Dr. Venus Nicolino, AKA Dr. V, took an unorthodox hero’s journey toward becoming a Doctor of Psychology. Some envision those well-versed in human behavior wearing stiff smoking jackets and having come from a long line of Ivy Leaguers. Nicolino’s big heart and ability to relate to average Joe’s and Flo’s is a welcome change that began in a cramped home in Philadelphia.
The daughter of a mechanic father and a mom who skipped high school, Dr. V saw problems up close in her neighborhood. “Ladies would lean on each other, discussing their marital nightmares, daily worries, and financial fiascos. As a kid, I’d listen intently, waiting for someone to speak up with solutions for these constant problems. It never happened, so I set my mind to figure out how to become that person,” Dr. V said.
Another stereotype is mental health experts being confident they’re each the smartest person in the room. Nicolino says part of her drive to get a Master’s in Counseling Psychology and a Master’s and Ph.D. in Clinical Psychology came from feeling like she wasn’t good enough as a young woman. Proving herself wrong with an impressive education took her a step closer to being capable of helping those she’d witnessed in dire straits.
Armed with enough degrees to line an XL smoking jacket, Dr. V began her media career and became a vibrant personality on shows such as Steve TV, Access Hollywood, and The Real Housewives of New Jersey. Word spread quickly about this fearless doctor with a fresh playbook on how to be human, so reality series Marriage Boot Camp: Reality Stars came calling to ask her to host the show. L.A. Shrinks also lured Nicolino’s witty style and sharp mind onto their set.
With fame and success, Dr. V touched more people in need of mental health guidance, popping up on TV, radio, and podcasts everywhere. She also joined UCP Wheels for Humanity, which refurbishes donated wheelchairs and hand-fits them to children and adults with disabilities in developing nations. Nicolino sits on the board of this organization that has improved the lives of over 50,000 people in more than 68 nations through increased mobility and dignity. Dr. V says, “Mobility means hope and opportunity. Wheelchairs are luxury rides in nations where disabled people are often forced to crawl or be carried by family.”
Another problem this mother of three is fighting is bad advice. Her best-selling book, Bad Advice: How to Survive and Thrive in an Age of B.S., takes on self-help that’s ineffective, delusional, and quite pungent. The New York Post included her book in their “Five books that will change your life without making you feel like crap” list. Her words, left unspoken on the steps of her neighbors’ row house porches, now benefit millions with her real-world wisdom and professional insights.
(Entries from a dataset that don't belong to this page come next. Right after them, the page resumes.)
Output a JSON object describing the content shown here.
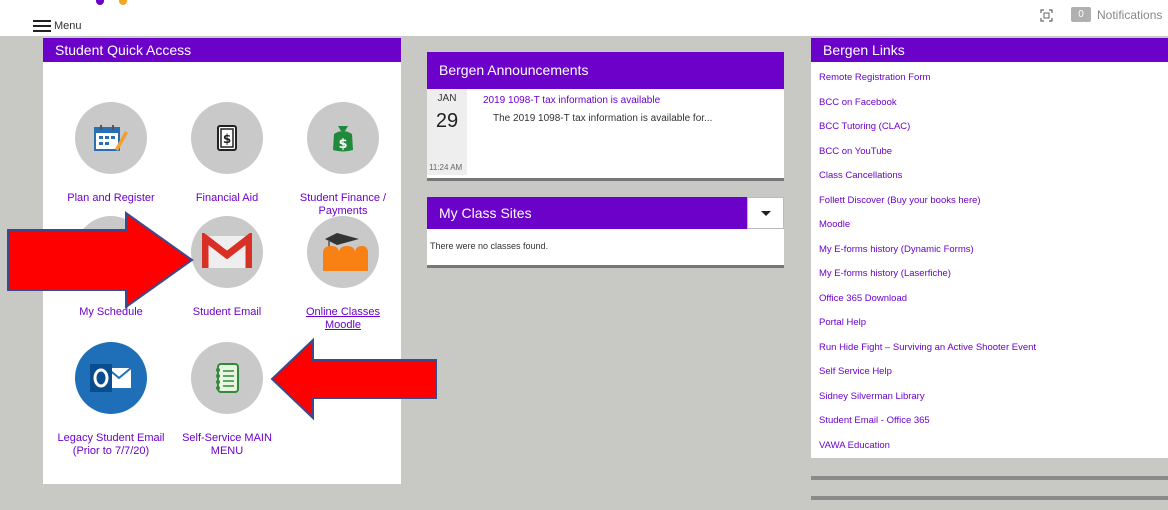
{
  "topbar": {
    "menu_label": "Menu",
    "notifications_count": "0",
    "notifications_label": "Notifications"
  },
  "quick_access": {
    "title": "Student Quick Access",
    "tiles": [
      {
        "label": "Plan and Register",
        "icon": "calendar-icon"
      },
      {
        "label": "Financial Aid",
        "icon": "money-document-icon"
      },
      {
        "label": "Student Finance / Payments",
        "icon": "money-bag-icon"
      },
      {
        "label": "My Schedule",
        "icon": "schedule-icon"
      },
      {
        "label": "Student Email",
        "icon": "gmail-icon"
      },
      {
        "label": "Online Classes Moodle",
        "icon": "moodle-icon"
      },
      {
        "label": "Legacy Student Email (Prior to 7/7/20)",
        "icon": "outlook-icon"
      },
      {
        "label": "Self-Service MAIN MENU",
        "icon": "notebook-icon"
      }
    ]
  },
  "announcements": {
    "title": "Bergen Announcements",
    "items": [
      {
        "month": "JAN",
        "day": "29",
        "time": "11:24 AM",
        "title": "2019 1098-T tax information is available",
        "body": "The 2019 1098-T tax information is available for..."
      }
    ]
  },
  "class_sites": {
    "title": "My Class Sites",
    "empty_text": "There were no classes found."
  },
  "links": {
    "title": "Bergen Links",
    "items": [
      "Remote Registration Form",
      "BCC on Facebook",
      "BCC Tutoring (CLAC)",
      "BCC on YouTube",
      "Class Cancellations",
      "Follett Discover (Buy your books here)",
      "Moodle",
      "My E-forms history (Dynamic Forms)",
      "My E-forms history (Laserfiche)",
      "Office 365 Download",
      "Portal Help",
      "Run Hide Fight – Surviving an Active Shooter Event",
      "Self Service Help",
      "Sidney Silverman Library",
      "Student Email - Office 365",
      "VAWA Education"
    ]
  },
  "colors": {
    "accent": "#6c02c9",
    "annotation_arrow": "#ff0000",
    "arrow_outline": "#3a4a8c"
  }
}
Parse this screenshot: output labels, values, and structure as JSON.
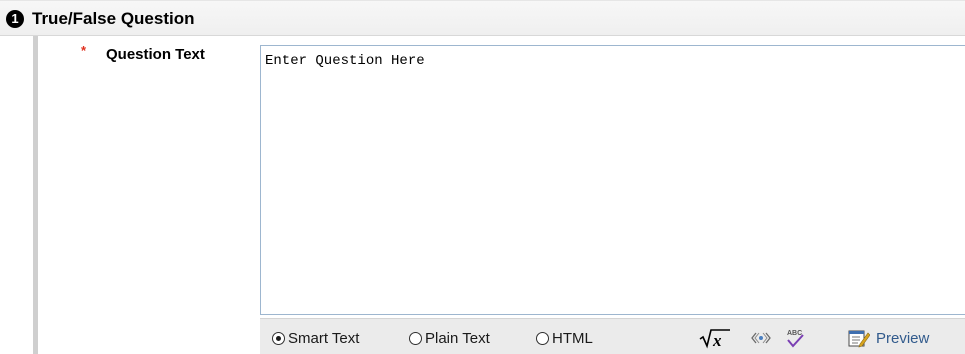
{
  "section": {
    "step_number": "1",
    "title": "True/False Question"
  },
  "question_field": {
    "required_marker": "*",
    "label": "Question Text",
    "value": "Enter Question Here"
  },
  "toolbar": {
    "text_format_options": [
      {
        "label": "Smart Text",
        "selected": true
      },
      {
        "label": "Plain Text",
        "selected": false
      },
      {
        "label": "HTML",
        "selected": false
      }
    ],
    "tools": [
      {
        "icon": "math-sqrt-x-icon"
      },
      {
        "icon": "embed-code-icon"
      },
      {
        "icon": "spell-check-icon"
      }
    ],
    "preview_label": "Preview",
    "preview_icon": "preview-edit-icon"
  },
  "colors": {
    "required": "#e0301e",
    "preview_link": "#315a8c",
    "textarea_border": "#9db6cf"
  }
}
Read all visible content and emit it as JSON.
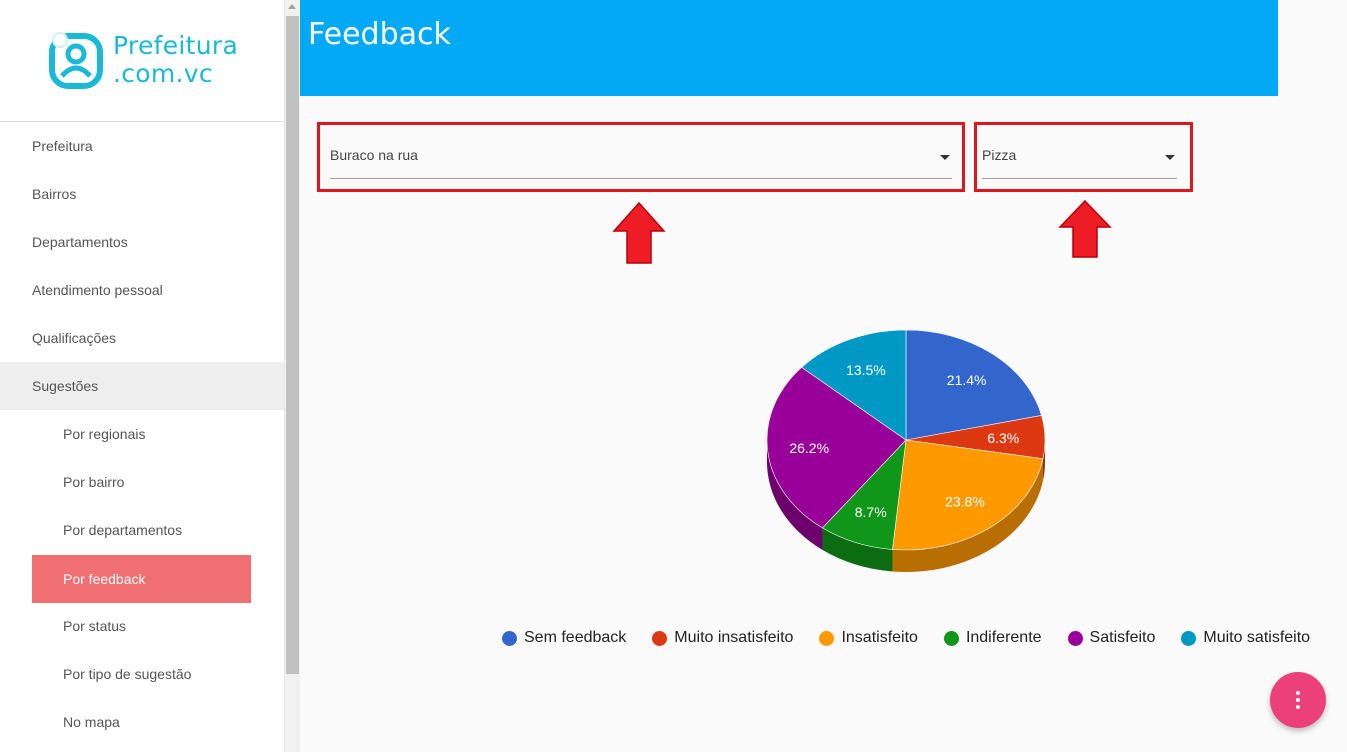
{
  "logo": {
    "line1": "Prefeitura",
    "line2": ".com.vc"
  },
  "header": {
    "title": "Feedback"
  },
  "sidebar": {
    "items": [
      {
        "label": "Prefeitura"
      },
      {
        "label": "Bairros"
      },
      {
        "label": "Departamentos"
      },
      {
        "label": "Atendimento pessoal"
      },
      {
        "label": "Qualificações"
      },
      {
        "label": "Sugestões"
      }
    ],
    "subitems": [
      {
        "label": "Por regionais"
      },
      {
        "label": "Por bairro"
      },
      {
        "label": "Por departamentos"
      },
      {
        "label": "Por feedback"
      },
      {
        "label": "Por status"
      },
      {
        "label": "Por tipo de sugestão"
      },
      {
        "label": "No mapa"
      }
    ],
    "expanded_item": "Sugestões",
    "active_subitem": "Por feedback"
  },
  "filters": {
    "category_value": "Buraco na rua",
    "chart_type_value": "Pizza"
  },
  "colors": {
    "header": "#03a9f4",
    "active_item": "#ef6f73",
    "highlight": "#e0161f",
    "fab": "#ec407a"
  },
  "chart_data": {
    "type": "pie",
    "style": "3d",
    "categories": [
      "Sem feedback",
      "Muito insatisfeito",
      "Insatisfeito",
      "Indiferente",
      "Satisfeito",
      "Muito satisfeito"
    ],
    "values": [
      21.4,
      6.3,
      23.8,
      8.7,
      26.2,
      13.5
    ],
    "labels": [
      "21.4%",
      "6.3%",
      "23.8%",
      "8.7%",
      "26.2%",
      "13.5%"
    ],
    "colors": [
      "#3366cc",
      "#dc3912",
      "#ff9900",
      "#109618",
      "#990099",
      "#0099c6"
    ],
    "legend_position": "bottom"
  }
}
Dr. V’s latest venture is a popular podcast that turns conversations into sessions that help the audience see celebrities as humans. The Tea With Dr. V is music to the ears of those who finally have a voice that doesn’t expect them to “fix” themselves with magic mental cures. This podcast host has the heart to truly hear, plus the snappy wit to entertain the masses while in their heads.
Forget what you know about stuffy doctors and no-help self-help. Dr. V is lighting ancient therapeutic styles on fire as she delivers solutions that were desperately needed years ago in Philly and even more so today.